§ What this task involves
What is needed is an exact copy of the records below, without the pictures.

(Data records for software interfaces)
◇ ◇ ◇ ◇ ◇ ◇ ◇

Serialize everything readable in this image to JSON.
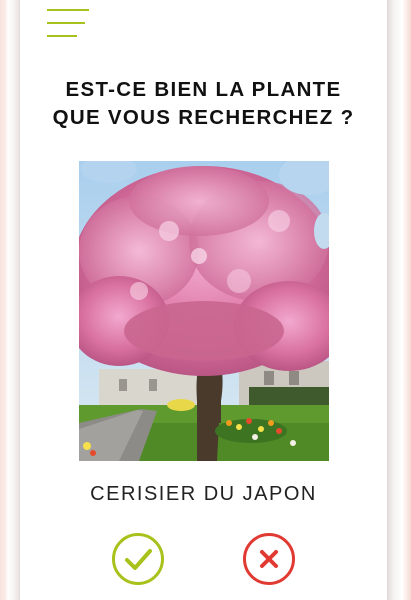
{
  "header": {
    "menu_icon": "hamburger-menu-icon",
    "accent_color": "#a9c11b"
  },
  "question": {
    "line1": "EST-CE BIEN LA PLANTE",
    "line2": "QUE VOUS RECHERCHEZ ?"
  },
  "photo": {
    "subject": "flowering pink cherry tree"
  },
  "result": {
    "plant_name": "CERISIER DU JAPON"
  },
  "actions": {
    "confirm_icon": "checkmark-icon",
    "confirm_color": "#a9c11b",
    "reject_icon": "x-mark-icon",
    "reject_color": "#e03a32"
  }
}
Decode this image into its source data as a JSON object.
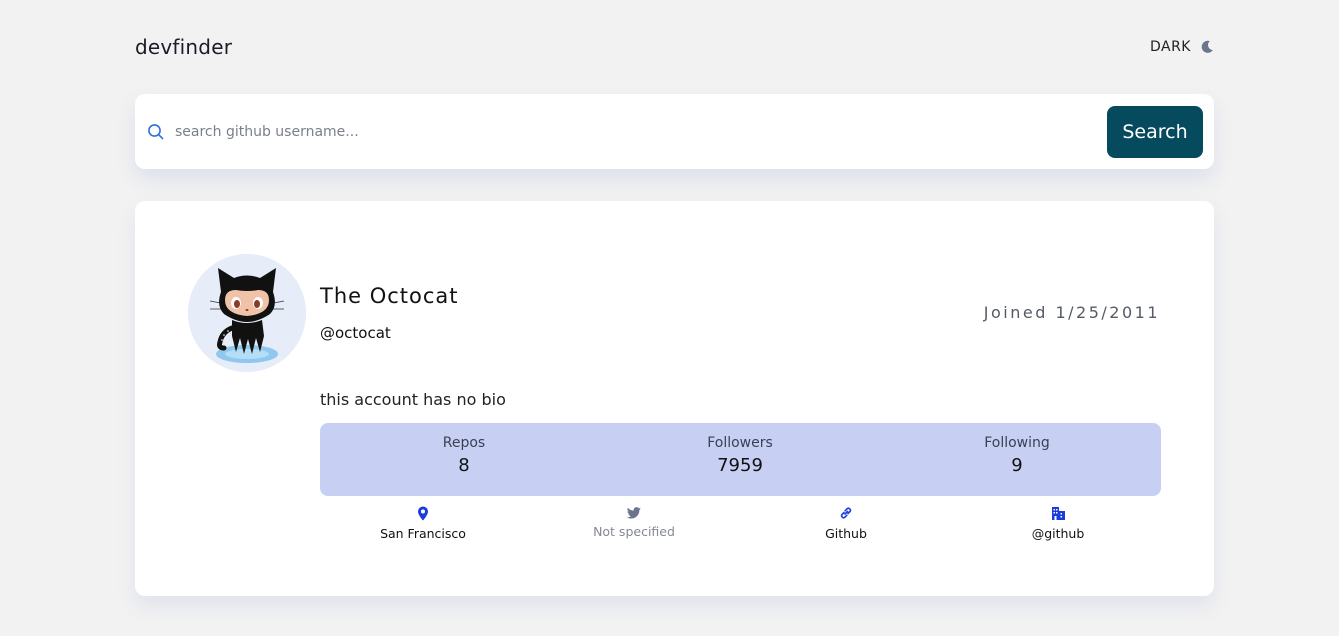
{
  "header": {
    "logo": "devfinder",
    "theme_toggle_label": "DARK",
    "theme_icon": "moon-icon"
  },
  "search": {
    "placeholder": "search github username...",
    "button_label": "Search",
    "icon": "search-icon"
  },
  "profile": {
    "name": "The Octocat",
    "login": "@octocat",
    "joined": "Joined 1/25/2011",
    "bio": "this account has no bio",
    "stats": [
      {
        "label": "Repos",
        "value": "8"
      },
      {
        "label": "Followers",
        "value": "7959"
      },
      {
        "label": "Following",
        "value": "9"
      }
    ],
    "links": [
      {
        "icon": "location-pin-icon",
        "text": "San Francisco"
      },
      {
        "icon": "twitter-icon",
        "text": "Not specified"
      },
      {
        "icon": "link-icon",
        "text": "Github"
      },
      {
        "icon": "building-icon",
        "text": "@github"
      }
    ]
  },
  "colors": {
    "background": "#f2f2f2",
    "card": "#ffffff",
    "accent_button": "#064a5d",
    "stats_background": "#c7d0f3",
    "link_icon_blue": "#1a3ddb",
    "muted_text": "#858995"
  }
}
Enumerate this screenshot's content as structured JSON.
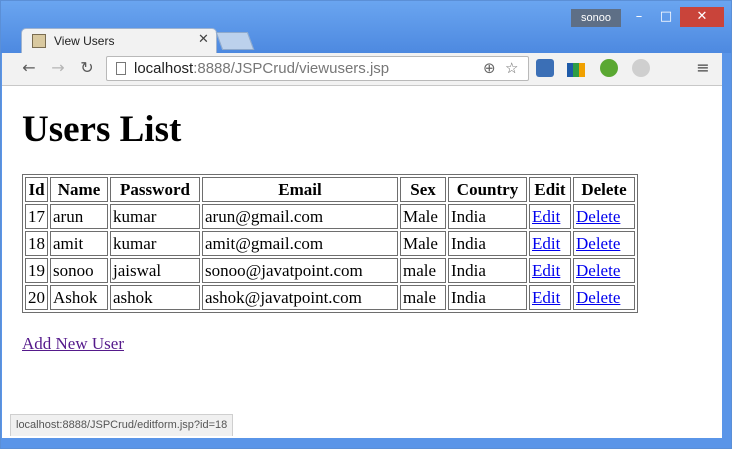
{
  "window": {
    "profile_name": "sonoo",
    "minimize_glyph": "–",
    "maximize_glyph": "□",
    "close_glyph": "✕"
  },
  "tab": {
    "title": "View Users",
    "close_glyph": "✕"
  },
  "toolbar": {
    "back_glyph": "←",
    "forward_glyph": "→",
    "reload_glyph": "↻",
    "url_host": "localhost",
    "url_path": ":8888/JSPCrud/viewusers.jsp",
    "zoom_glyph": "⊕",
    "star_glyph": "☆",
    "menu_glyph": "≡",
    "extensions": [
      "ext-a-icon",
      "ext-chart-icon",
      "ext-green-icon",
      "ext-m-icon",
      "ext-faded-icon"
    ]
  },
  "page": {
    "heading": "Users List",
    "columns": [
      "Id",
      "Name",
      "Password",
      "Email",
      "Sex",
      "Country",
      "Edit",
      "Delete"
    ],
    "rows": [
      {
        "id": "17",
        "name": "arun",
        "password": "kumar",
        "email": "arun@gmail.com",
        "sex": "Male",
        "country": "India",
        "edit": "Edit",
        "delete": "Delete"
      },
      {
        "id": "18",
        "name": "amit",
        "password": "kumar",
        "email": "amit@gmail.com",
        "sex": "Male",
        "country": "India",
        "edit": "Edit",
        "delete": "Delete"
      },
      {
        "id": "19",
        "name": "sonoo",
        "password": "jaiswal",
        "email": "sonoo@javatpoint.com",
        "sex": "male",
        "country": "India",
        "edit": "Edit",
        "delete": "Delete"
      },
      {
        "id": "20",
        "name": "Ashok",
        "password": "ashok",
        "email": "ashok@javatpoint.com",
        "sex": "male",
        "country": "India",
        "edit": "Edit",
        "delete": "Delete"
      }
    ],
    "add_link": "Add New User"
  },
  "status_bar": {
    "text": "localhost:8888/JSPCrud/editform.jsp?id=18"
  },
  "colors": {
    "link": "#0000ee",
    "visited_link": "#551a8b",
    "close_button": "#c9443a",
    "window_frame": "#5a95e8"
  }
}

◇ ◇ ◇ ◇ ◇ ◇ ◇

§ Task result
Serialize everything readable in this image to JSON.
{
  "header": {
    "menu_icon": "hamburger-menu-icon",
    "accent_color": "#a9c11b"
  },
  "question": {
    "line1": "EST-CE BIEN LA PLANTE",
    "line2": "QUE VOUS RECHERCHEZ ?"
  },
  "photo": {
    "subject": "flowering pink cherry tree"
  },
  "result": {
    "plant_name": "CERISIER DU JAPON"
  },
  "actions": {
    "confirm_icon": "checkmark-icon",
    "confirm_color": "#a9c11b",
    "reject_icon": "x-mark-icon",
    "reject_color": "#e03a32"
  }
}
Decode this image into its source data as a JSON object.
{
  "header": {
    "logo": "devfinder",
    "theme_toggle_label": "DARK",
    "theme_icon": "moon-icon"
  },
  "search": {
    "placeholder": "search github username...",
    "button_label": "Search",
    "icon": "search-icon"
  },
  "profile": {
    "name": "The Octocat",
    "login": "@octocat",
    "joined": "Joined 1/25/2011",
    "bio": "this account has no bio",
    "stats": [
      {
        "label": "Repos",
        "value": "8"
      },
      {
        "label": "Followers",
        "value": "7959"
      },
      {
        "label": "Following",
        "value": "9"
      }
    ],
    "links": [
      {
        "icon": "location-pin-icon",
        "text": "San Francisco"
      },
      {
        "icon": "twitter-icon",
        "text": "Not specified"
      },
      {
        "icon": "link-icon",
        "text": "Github"
      },
      {
        "icon": "building-icon",
        "text": "@github"
      }
    ]
  },
  "colors": {
    "background": "#f2f2f2",
    "card": "#ffffff",
    "accent_button": "#064a5d",
    "stats_background": "#c7d0f3",
    "link_icon_blue": "#1a3ddb",
    "muted_text": "#858995"
  }
}
Enumerate this screenshot's content as structured JSON.
{
  "window": {
    "profile_name": "sonoo",
    "minimize_glyph": "–",
    "maximize_glyph": "□",
    "close_glyph": "✕"
  },
  "tab": {
    "title": "View Users",
    "close_glyph": "✕"
  },
  "toolbar": {
    "back_glyph": "←",
    "forward_glyph": "→",
    "reload_glyph": "↻",
    "url_host": "localhost",
    "url_path": ":8888/JSPCrud/viewusers.jsp",
    "zoom_glyph": "⊕",
    "star_glyph": "☆",
    "menu_glyph": "≡",
    "extensions": [
      "ext-a-icon",
      "ext-chart-icon",
      "ext-green-icon",
      "ext-m-icon",
      "ext-faded-icon"
    ]
  },
  "page": {
    "heading": "Users List",
    "columns": [
      "Id",
      "Name",
      "Password",
      "Email",
      "Sex",
      "Country",
      "Edit",
      "Delete"
    ],
    "rows": [
      {
        "id": "17",
        "name": "arun",
        "password": "kumar",
        "email": "arun@gmail.com",
        "sex": "Male",
        "country": "India",
        "edit": "Edit",
        "delete": "Delete"
      },
      {
        "id": "18",
        "name": "amit",
        "password": "kumar",
        "email": "amit@gmail.com",
        "sex": "Male",
        "country": "India",
        "edit": "Edit",
        "delete": "Delete"
      },
      {
        "id": "19",
        "name": "sonoo",
        "password": "jaiswal",
        "email": "sonoo@javatpoint.com",
        "sex": "male",
        "country": "India",
        "edit": "Edit",
        "delete": "Delete"
      },
      {
        "id": "20",
        "name": "Ashok",
        "password": "ashok",
        "email": "ashok@javatpoint.com",
        "sex": "male",
        "country": "India",
        "edit": "Edit",
        "delete": "Delete"
      }
    ],
    "add_link": "Add New User"
  },
  "status_bar": {
    "text": "localhost:8888/JSPCrud/editform.jsp?id=18"
  },
  "colors": {
    "link": "#0000ee",
    "visited_link": "#551a8b",
    "close_button": "#c9443a",
    "window_frame": "#5a95e8"
  }
}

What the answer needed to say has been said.